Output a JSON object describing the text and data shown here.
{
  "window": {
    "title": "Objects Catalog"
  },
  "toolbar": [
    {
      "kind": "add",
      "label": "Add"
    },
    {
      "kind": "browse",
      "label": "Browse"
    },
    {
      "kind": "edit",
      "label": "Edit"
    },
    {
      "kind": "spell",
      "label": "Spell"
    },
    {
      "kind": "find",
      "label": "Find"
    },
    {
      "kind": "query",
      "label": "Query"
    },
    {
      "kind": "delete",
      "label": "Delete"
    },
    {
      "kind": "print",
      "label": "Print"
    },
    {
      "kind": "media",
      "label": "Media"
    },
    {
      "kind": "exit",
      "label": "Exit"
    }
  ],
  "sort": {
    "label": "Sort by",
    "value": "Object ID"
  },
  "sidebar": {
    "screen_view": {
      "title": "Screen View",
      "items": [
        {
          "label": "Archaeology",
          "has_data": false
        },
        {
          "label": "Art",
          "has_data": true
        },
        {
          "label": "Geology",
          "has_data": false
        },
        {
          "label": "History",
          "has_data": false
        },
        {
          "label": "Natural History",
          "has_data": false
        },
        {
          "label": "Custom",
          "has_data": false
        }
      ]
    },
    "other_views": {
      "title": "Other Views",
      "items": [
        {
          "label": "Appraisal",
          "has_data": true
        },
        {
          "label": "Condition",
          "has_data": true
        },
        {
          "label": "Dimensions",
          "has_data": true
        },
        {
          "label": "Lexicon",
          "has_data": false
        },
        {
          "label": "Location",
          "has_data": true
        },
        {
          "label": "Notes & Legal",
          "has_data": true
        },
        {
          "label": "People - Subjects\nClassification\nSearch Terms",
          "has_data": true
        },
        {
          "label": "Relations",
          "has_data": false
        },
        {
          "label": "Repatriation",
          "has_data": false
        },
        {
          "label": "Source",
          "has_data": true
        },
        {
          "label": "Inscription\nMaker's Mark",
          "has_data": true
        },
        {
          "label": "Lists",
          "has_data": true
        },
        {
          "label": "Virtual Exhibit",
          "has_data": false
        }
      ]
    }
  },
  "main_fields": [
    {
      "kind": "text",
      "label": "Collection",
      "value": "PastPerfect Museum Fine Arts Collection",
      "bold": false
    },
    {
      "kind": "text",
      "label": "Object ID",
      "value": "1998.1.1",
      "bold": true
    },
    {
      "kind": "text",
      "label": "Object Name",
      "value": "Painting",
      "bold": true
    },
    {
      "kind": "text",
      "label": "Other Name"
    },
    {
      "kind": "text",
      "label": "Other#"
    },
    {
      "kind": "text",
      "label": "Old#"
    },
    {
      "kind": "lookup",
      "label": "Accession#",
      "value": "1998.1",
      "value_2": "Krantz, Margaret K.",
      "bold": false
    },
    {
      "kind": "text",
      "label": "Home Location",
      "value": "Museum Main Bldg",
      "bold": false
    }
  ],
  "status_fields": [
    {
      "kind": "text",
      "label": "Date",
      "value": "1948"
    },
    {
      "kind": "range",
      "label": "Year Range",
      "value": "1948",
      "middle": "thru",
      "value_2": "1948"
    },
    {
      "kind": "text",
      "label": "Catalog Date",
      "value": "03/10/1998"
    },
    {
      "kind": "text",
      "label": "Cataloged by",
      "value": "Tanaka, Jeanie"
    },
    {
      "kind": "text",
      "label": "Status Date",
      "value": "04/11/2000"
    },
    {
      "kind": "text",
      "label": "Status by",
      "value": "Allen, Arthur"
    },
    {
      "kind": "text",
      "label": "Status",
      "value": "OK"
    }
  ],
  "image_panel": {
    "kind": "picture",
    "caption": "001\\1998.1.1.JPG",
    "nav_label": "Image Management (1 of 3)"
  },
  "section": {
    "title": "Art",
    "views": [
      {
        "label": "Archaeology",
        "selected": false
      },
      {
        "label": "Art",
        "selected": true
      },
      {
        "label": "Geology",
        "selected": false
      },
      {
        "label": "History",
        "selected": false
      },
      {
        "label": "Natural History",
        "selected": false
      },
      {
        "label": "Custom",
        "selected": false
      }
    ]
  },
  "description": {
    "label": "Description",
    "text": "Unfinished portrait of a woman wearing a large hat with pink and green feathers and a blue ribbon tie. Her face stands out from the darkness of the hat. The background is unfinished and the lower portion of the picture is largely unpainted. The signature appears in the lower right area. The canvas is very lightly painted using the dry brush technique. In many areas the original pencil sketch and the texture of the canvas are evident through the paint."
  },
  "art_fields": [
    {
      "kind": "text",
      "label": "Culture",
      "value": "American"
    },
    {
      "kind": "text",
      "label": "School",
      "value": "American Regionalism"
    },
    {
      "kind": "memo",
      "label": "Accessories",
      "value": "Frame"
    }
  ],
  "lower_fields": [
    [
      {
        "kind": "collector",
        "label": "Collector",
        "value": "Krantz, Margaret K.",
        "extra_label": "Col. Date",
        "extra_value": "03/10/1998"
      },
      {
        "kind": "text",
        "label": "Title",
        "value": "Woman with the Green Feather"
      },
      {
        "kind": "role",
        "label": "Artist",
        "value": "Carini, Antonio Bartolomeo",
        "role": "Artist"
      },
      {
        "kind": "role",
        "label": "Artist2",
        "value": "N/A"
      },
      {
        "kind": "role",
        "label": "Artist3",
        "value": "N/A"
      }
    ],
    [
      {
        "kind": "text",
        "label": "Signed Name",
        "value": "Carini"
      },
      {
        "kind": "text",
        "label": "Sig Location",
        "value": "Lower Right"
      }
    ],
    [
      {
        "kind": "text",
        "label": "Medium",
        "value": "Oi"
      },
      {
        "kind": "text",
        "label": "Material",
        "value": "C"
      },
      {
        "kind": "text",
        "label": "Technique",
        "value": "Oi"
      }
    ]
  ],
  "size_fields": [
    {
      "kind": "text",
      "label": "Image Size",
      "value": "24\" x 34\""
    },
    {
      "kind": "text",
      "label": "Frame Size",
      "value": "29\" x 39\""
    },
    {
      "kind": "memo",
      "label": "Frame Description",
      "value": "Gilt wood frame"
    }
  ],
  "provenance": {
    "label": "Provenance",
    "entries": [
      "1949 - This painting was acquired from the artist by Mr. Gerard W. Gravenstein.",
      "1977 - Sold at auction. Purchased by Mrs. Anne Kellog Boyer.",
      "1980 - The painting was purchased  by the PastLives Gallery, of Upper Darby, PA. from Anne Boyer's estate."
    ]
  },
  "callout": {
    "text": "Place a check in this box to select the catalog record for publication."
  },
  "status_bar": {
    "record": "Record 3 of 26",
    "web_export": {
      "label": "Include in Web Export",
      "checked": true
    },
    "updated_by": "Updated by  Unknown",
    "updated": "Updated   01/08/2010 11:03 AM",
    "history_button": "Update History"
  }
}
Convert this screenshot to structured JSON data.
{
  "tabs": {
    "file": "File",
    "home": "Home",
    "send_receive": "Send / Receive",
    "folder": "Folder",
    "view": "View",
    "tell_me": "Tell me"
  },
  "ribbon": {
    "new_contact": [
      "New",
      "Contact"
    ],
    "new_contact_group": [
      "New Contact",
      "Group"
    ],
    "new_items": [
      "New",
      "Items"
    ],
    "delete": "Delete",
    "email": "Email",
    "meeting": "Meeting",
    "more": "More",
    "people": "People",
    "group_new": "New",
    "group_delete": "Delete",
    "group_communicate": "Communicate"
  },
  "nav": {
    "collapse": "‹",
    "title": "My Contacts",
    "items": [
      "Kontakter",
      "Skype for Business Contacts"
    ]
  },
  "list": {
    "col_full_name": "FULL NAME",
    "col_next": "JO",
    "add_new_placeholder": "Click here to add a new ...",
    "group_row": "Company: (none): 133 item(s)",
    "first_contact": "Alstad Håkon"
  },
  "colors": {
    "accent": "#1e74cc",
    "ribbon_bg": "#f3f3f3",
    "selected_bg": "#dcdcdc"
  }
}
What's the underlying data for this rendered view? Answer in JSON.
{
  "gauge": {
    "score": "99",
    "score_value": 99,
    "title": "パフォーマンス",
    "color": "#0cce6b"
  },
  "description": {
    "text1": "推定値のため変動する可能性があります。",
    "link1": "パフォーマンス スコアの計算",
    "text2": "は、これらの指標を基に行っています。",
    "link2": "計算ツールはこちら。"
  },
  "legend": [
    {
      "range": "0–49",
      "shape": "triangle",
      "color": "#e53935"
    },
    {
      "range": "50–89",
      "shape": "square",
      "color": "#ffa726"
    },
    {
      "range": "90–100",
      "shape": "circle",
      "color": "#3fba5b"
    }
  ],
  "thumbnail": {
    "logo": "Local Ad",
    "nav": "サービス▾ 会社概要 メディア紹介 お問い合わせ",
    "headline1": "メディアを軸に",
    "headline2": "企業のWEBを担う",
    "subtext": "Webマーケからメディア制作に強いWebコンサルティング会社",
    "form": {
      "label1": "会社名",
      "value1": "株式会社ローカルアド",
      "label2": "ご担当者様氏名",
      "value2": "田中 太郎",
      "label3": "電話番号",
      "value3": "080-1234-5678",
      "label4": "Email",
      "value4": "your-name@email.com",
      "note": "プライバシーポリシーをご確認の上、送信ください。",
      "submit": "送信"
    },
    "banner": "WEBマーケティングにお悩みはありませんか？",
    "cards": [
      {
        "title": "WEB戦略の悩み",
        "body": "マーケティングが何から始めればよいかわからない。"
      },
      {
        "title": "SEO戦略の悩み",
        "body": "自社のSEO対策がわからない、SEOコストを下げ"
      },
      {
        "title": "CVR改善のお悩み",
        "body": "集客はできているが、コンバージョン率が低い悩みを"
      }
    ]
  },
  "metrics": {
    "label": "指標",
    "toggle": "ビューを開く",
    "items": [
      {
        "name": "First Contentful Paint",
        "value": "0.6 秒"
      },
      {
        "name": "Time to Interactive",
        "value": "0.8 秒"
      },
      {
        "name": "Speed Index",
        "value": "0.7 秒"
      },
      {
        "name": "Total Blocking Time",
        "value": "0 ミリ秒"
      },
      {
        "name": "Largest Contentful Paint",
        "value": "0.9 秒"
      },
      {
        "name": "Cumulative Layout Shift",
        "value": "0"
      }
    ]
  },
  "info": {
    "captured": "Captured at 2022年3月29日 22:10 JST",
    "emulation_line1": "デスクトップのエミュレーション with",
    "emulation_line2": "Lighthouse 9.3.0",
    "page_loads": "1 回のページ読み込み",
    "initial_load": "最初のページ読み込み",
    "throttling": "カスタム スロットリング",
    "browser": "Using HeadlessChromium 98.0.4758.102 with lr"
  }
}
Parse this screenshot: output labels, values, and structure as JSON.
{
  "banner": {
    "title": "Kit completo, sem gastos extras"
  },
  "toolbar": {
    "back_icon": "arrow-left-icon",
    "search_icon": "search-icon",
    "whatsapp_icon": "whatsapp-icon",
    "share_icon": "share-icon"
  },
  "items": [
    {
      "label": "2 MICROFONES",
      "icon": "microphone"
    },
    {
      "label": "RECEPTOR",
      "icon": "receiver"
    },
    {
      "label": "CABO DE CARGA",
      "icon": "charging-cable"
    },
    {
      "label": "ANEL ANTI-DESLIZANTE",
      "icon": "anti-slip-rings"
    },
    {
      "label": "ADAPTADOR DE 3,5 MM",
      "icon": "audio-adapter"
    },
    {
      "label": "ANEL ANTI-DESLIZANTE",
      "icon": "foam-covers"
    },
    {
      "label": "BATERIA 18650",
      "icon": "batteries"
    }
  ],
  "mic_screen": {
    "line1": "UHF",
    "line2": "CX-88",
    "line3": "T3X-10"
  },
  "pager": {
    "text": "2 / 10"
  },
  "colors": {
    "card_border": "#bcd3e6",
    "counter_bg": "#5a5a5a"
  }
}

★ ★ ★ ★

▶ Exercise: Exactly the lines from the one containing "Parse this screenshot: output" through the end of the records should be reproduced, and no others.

▶ Answer box:
Parse this screenshot: output labels, values, and structure as JSON.
{
  "banner": {
    "title": "Kit completo, sem gastos extras"
  },
  "toolbar": {
    "back_icon": "arrow-left-icon",
    "search_icon": "search-icon",
    "whatsapp_icon": "whatsapp-icon",
    "share_icon": "share-icon"
  },
  "items": [
    {
      "label": "2 MICROFONES",
      "icon": "microphone"
    },
    {
      "label": "RECEPTOR",
      "icon": "receiver"
    },
    {
      "label": "CABO DE CARGA",
      "icon": "charging-cable"
    },
    {
      "label": "ANEL ANTI-DESLIZANTE",
      "icon": "anti-slip-rings"
    },
    {
      "label": "ADAPTADOR DE 3,5 MM",
      "icon": "audio-adapter"
    },
    {
      "label": "ANEL ANTI-DESLIZANTE",
      "icon": "foam-covers"
    },
    {
      "label": "BATERIA 18650",
      "icon": "batteries"
    }
  ],
  "mic_screen": {
    "line1": "UHF",
    "line2": "CX-88",
    "line3": "T3X-10"
  },
  "pager": {
    "text": "2 / 10"
  },
  "colors": {
    "card_border": "#bcd3e6",
    "counter_bg": "#5a5a5a"
  }
}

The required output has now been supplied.